A 10-year prison sentence and a fine also can be imposed by the U.S. Department of Justice if you publish or make available to an unauthorized person classified documents involving cryptography, codes, or intelligence used by the US or a foreign government.

Further, disclosing classified information that reveals the identity of a covert agent can be punished by a maximum of 15 years in prison. Under the same statute, someone with a behavior pattern that intends to reveal covert agents with reason to believe the activities would damage foreign intelligence can be punished with a three-year prison sentence.

Effective Defenses in Federal Crimes

If you are accused of removing classified documents, you face severe penalties. However, most federal crimes, including removing classified documents, have potentially effective defenses. Many defenses are related to the 4th and 5th Amendments of the U.S. Constitution.

The 4th Amendment deals with law enforcement or other agents of the state conducting illegal searches and seizures. In most cases, federal agents must have a valid search warrant before they check your property for classified documents. They also must have an arrest warrant before taking you into federal custody. The property they must have a warrant to search could be a home, vehicle, cell phone, or computer, among other things.

A valid search warrant or arrest warrant must have probable cause. In most cases, uncorroborated information offered by a paid informant does not provide sufficient probable cause. The informant often receives leniency or money in exchange for the information provided. Most federal criminal defense attorneys will argue strongly to have this type of information thrown out in court.

If the agents of the government do not have a valid search warrant, they must rely on strict exceptions to the rules, including:

U.S. federal attorneys cannot argue that the search was valid if law enforcement found the contraband they suspected you had, the search was valid. All searches and seizures must follow the U.S. Constitution.

Many Americans are familiar with the 5th Amendment and the right to remain silent. However, many are not aware that the 5th Amendment is much broader than the right not to do anything when you are arrested. Your attorney will make sure you do not do anything that violates your 5th Amendment rights, including posing for photographs, being in a criminal lineup, and other questionable law enforcement actions.

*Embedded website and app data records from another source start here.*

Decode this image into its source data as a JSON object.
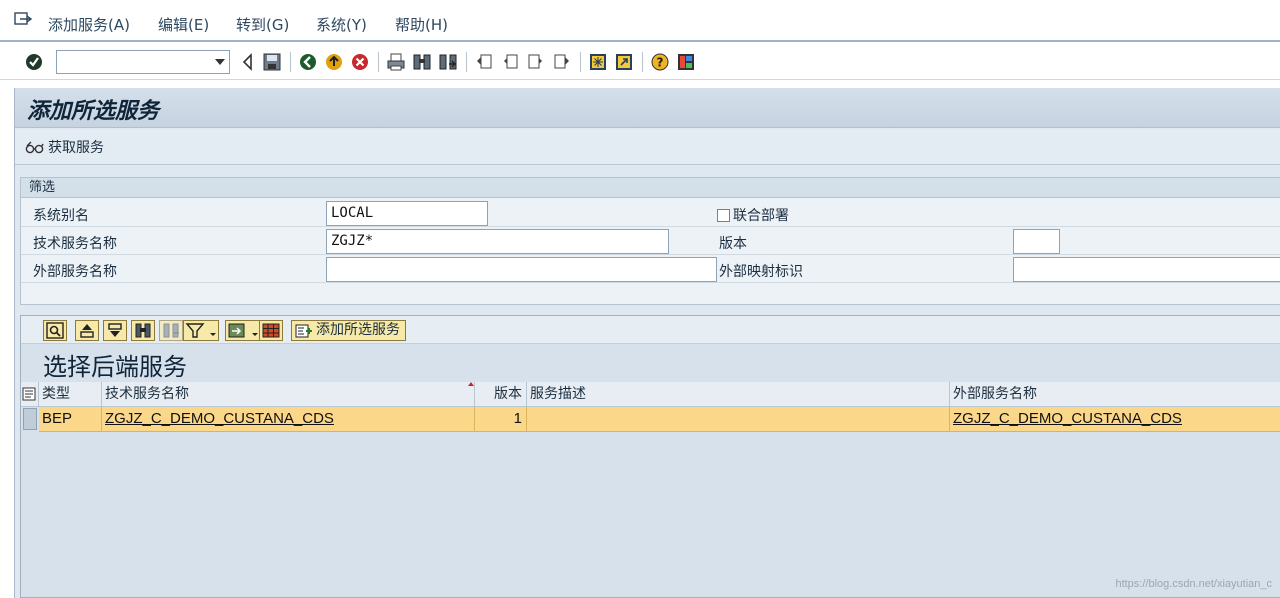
{
  "menu": {
    "items": [
      "添加服务(A)",
      "编辑(E)",
      "转到(G)",
      "系统(Y)",
      "帮助(H)"
    ]
  },
  "toolbar": {
    "command_value": "",
    "icons": [
      "check-icon",
      "back-icon",
      "save-icon",
      "nav-back-icon",
      "exit-icon",
      "cancel-icon",
      "print-icon",
      "find-icon",
      "find-next-icon",
      "first-page-icon",
      "prev-page-icon",
      "next-page-icon",
      "last-page-icon",
      "new-session-icon",
      "shortcut-icon",
      "help-icon",
      "layout-icon"
    ]
  },
  "screen": {
    "title": "添加所选服务",
    "get_services_label": "获取服务"
  },
  "filter": {
    "header": "筛选",
    "system_alias_label": "系统别名",
    "system_alias_value": "LOCAL",
    "tech_service_name_label": "技术服务名称",
    "tech_service_name_value": "ZGJZ*",
    "external_service_name_label": "外部服务名称",
    "external_service_name_value": "",
    "co_deployment_label": "联合部署",
    "co_deployment_checked": false,
    "version_label": "版本",
    "version_value": "",
    "external_mapping_id_label": "外部映射标识",
    "external_mapping_id_value": ""
  },
  "alv": {
    "add_selected_label": "添加所选服务",
    "title": "选择后端服务",
    "columns": [
      "类型",
      "技术服务名称",
      "版本",
      "服务描述",
      "外部服务名称"
    ],
    "rows": [
      {
        "type": "BEP",
        "tech_name": "ZGJZ_C_DEMO_CUSTANA_CDS",
        "version": "1",
        "description": "",
        "external_name": "ZGJZ_C_DEMO_CUSTANA_CDS"
      }
    ]
  },
  "watermark": "https://blog.csdn.net/xiayutian_c"
}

Additionally, your rights under the 5th Amendment start when you are taken into custody. ‘Custody’ means the time when you feel you are not allowed to leave.

These procedural defenses can effectively fight a removal of classified documents charge. Remember that the burden of proof is on federal prosecutors. They must prove their case beyond a reasonable doubt, so your federal defense attorney only must sway one juror to have a reasonable doubt about your guilt.

Contact a Chicago Federal Criminal Defense Attorney Today

Being under investigation by the US government is a grave matter. Federal law enforcement will likely investigate for weeks or months before you have any idea. Then, suddenly, federal agents appear at your door with an arrest or search warrant.

Whether you are being investigated by the IRS, FBI, DEA, ATF or other federal agencies, it is critical to work with an experienced criminal defense attorney as soon as possible. The federal government has almost unlimited resources to put you behind bars.

The Law Offices of Vadim Glozman serve all of Illinois, including Chicago, Aurora, Naperville, Schaumburg, Arlington Heights, Evanston, Oak Brook, and Palatine. We can help you if you are the target of a federal investigation or prosecution. Contact our federal criminal attorneys now at (312) 726-9015.